→ Work required
Which of the lines below mention the word "heading"? Pull each one out.

Input records Block Start

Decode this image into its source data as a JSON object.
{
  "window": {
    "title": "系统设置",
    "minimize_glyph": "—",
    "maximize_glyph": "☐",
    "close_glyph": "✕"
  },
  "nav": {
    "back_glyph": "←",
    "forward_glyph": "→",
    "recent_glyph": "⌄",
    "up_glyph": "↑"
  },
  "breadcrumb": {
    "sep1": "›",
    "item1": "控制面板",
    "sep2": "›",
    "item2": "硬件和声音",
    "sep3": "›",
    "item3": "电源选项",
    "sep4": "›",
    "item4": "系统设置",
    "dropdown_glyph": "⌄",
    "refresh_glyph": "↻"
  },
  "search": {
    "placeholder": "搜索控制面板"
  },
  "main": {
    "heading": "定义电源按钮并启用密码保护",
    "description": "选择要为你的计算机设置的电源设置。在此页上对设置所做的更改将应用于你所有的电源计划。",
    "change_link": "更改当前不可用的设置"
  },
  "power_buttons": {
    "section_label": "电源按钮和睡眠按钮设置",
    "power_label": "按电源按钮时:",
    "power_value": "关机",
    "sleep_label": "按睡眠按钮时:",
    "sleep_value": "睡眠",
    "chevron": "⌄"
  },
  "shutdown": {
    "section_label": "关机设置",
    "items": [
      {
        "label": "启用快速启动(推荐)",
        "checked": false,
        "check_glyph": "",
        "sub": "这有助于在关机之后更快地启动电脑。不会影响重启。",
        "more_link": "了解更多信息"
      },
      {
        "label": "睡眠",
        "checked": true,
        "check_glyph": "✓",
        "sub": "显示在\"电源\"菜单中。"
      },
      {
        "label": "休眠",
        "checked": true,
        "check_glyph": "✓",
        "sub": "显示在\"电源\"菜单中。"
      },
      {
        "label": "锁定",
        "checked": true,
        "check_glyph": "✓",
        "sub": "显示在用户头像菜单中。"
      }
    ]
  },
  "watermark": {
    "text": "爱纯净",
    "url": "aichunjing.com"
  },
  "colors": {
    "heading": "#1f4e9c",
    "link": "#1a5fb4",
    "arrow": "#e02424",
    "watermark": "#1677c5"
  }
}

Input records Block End

→ Solution below
    "heading": "定义电源按钮并启用密码保护",
    "heading": "#1f4e9c",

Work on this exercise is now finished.